_Brief:_
Return each line of the listing that follows in which the string "Finish" can be found.

_Records supplied:_

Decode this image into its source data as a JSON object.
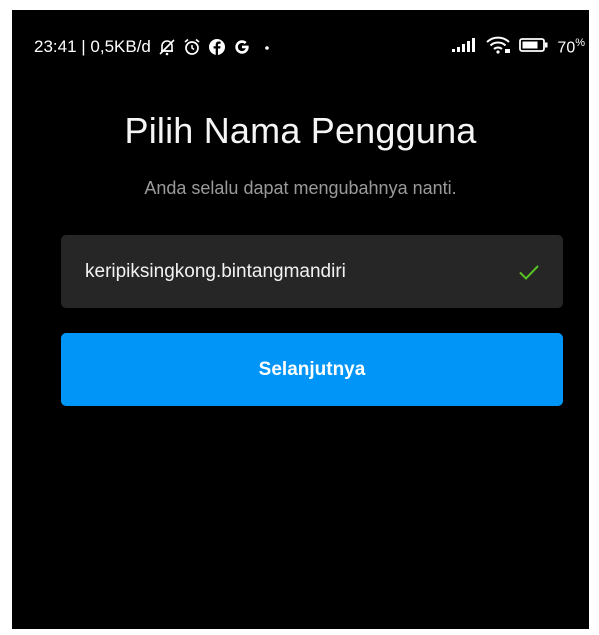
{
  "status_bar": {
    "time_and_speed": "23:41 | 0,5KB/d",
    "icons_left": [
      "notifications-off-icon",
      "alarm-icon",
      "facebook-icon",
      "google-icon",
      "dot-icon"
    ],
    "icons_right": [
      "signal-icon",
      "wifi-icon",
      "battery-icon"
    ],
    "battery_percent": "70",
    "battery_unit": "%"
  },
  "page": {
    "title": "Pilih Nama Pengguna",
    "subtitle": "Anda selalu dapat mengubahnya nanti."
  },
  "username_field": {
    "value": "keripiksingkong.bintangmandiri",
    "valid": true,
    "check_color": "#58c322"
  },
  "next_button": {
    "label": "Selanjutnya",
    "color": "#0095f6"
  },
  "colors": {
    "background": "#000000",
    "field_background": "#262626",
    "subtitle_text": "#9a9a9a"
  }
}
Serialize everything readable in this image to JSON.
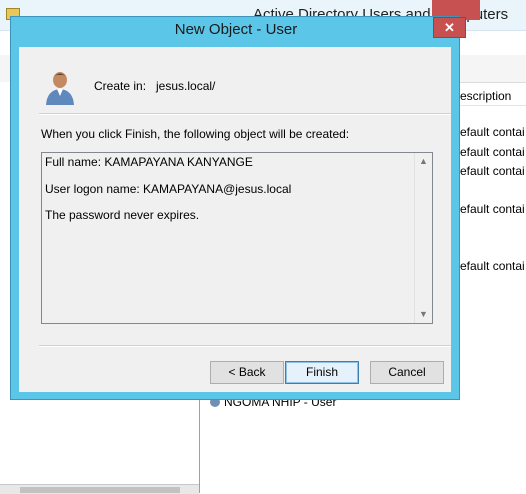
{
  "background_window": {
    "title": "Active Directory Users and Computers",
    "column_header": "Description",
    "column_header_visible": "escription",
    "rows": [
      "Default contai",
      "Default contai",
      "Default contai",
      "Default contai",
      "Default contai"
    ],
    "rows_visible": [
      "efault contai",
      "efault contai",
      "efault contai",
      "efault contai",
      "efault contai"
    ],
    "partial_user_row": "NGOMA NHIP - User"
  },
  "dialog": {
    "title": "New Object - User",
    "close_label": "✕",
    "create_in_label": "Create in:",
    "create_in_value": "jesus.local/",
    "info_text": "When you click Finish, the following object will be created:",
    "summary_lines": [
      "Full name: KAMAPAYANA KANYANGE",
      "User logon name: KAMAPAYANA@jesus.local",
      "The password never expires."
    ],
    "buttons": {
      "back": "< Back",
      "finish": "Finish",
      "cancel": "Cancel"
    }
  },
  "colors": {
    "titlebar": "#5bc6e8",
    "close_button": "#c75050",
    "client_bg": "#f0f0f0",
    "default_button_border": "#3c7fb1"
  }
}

_Response to the exercise:_
    "info_text": "When you click Finish, the following object will be created:",
      "finish": "Finish",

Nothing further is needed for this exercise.